▶ Given information:
·····

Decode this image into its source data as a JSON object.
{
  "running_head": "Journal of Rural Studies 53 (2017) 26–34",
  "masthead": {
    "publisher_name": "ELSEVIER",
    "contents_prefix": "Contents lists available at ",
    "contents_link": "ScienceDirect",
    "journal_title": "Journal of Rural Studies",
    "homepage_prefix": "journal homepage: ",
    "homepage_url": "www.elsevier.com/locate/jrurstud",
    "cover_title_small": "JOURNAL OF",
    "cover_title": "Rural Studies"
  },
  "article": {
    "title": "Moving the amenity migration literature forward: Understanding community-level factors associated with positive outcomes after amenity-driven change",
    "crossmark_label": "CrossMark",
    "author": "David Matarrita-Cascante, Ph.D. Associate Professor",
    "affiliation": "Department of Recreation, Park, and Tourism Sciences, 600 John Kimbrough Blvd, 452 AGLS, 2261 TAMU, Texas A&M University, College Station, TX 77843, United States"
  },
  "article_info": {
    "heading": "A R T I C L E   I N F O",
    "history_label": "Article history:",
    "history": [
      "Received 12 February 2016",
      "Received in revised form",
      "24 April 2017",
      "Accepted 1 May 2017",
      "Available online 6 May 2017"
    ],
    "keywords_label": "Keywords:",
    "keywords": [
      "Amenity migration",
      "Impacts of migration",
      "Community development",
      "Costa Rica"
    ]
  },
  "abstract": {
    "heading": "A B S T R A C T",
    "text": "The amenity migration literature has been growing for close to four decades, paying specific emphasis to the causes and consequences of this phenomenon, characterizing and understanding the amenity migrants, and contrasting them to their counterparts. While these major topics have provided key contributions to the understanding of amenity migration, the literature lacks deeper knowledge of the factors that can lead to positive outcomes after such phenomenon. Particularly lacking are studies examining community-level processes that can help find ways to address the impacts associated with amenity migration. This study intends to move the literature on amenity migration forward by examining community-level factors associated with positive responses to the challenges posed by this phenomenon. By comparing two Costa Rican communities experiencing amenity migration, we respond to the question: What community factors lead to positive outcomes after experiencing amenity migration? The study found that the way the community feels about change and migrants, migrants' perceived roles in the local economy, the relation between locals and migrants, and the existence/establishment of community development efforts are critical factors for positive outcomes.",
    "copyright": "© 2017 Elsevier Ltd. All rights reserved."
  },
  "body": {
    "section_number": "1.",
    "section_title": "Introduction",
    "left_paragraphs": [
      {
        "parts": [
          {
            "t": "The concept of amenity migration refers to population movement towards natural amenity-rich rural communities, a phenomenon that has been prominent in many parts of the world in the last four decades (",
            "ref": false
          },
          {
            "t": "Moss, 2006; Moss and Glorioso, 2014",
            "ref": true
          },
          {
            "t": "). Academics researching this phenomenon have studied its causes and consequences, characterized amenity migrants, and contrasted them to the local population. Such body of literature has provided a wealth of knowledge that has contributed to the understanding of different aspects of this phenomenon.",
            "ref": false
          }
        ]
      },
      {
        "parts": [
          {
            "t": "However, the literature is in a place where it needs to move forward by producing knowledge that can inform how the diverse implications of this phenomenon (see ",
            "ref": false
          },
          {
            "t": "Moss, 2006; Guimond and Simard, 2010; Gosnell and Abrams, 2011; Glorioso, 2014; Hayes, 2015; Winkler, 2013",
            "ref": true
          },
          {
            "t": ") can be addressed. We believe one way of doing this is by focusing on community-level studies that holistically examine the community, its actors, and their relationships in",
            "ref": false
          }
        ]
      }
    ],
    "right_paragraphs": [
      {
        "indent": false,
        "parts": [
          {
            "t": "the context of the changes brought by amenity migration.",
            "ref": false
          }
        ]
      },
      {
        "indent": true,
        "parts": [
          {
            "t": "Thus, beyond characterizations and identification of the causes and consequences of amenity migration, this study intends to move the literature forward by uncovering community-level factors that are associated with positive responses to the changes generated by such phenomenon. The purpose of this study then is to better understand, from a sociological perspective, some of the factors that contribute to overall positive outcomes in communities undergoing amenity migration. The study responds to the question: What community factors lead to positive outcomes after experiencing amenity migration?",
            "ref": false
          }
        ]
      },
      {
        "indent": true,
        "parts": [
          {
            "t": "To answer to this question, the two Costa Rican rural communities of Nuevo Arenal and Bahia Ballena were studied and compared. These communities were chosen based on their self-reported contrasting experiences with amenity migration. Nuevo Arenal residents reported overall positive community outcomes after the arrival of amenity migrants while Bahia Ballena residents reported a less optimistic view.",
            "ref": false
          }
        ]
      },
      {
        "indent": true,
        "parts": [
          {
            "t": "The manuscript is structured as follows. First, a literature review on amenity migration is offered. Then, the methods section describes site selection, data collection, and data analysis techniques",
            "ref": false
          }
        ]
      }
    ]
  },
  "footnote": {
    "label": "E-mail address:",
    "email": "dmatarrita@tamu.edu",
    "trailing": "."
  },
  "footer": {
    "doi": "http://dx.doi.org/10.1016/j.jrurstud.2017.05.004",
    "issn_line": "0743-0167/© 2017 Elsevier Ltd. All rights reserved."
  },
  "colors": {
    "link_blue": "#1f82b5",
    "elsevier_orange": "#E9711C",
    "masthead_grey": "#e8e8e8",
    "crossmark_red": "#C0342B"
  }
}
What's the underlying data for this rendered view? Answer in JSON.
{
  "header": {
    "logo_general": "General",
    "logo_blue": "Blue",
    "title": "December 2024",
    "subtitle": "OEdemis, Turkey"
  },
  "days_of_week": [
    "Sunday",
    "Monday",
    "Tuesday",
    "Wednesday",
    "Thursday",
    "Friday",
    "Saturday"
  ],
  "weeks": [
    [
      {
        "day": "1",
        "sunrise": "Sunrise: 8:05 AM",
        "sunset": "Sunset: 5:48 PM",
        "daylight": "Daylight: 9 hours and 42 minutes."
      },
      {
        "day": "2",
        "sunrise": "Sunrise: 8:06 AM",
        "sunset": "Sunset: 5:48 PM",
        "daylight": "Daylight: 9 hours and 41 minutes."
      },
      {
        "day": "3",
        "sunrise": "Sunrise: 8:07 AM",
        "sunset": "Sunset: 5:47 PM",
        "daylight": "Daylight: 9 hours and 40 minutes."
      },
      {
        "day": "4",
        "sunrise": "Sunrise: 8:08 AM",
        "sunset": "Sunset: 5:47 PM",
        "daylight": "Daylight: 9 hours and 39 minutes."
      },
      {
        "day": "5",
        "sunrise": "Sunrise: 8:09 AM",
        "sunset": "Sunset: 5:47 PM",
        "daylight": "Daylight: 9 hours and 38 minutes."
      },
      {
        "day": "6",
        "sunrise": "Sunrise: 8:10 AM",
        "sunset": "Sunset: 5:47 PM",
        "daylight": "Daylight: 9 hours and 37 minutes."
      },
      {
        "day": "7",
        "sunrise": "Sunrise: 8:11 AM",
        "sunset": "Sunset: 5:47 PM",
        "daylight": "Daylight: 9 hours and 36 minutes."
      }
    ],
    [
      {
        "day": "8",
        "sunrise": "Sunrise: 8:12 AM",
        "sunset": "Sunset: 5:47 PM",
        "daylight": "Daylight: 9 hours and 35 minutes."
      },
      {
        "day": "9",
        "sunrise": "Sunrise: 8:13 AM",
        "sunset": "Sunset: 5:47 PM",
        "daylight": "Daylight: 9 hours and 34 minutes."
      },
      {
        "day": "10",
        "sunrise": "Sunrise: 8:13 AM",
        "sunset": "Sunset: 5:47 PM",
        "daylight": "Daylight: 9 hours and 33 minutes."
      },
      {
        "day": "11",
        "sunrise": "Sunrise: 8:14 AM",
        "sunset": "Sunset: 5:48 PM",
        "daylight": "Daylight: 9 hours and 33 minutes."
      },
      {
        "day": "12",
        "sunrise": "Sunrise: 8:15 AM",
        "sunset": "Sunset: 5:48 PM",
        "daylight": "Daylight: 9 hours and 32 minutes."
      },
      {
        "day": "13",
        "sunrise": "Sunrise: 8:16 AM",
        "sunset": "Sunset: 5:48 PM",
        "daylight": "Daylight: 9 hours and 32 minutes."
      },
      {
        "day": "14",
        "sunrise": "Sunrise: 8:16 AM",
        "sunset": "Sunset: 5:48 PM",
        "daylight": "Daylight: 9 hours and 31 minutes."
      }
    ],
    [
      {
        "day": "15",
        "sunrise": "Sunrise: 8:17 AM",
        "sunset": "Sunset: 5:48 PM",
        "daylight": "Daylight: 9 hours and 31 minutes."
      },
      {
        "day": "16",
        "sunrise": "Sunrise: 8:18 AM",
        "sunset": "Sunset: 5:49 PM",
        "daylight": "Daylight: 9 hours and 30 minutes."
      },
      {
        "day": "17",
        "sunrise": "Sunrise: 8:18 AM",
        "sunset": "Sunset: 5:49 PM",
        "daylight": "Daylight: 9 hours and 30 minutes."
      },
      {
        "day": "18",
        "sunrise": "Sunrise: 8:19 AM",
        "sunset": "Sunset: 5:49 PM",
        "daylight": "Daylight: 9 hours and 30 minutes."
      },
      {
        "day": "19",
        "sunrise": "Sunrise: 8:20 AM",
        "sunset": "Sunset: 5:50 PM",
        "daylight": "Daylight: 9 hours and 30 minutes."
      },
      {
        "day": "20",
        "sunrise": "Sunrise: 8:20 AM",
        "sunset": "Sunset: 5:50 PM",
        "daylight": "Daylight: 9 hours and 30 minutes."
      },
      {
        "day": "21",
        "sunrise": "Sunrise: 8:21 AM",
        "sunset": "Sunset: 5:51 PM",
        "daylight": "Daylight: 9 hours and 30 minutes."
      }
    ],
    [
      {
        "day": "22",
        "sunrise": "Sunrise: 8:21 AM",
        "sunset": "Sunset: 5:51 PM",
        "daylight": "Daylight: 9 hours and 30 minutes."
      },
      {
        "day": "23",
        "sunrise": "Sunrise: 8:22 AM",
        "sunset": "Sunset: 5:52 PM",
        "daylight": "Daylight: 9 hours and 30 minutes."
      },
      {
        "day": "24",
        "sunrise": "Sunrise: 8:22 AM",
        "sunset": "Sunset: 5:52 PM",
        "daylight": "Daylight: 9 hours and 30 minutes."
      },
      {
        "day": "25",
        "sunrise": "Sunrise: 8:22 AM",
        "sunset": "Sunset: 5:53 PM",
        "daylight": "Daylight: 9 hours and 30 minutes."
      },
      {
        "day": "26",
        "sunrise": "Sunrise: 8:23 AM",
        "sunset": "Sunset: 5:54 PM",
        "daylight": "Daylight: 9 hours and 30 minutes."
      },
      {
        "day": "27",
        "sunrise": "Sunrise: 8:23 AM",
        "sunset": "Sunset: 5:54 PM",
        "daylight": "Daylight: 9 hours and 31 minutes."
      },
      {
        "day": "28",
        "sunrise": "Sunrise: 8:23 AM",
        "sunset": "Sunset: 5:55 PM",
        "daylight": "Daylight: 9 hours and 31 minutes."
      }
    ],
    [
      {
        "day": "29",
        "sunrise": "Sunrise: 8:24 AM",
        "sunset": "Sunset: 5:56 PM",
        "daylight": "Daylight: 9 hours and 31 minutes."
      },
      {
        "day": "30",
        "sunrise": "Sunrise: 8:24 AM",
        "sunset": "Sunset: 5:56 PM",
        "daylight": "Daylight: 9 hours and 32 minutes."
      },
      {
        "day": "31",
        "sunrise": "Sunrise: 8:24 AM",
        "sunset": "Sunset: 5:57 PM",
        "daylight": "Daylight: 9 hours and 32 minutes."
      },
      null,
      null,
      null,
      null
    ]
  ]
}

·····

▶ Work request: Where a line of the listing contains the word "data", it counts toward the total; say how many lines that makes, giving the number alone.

▶ Response to this task: 3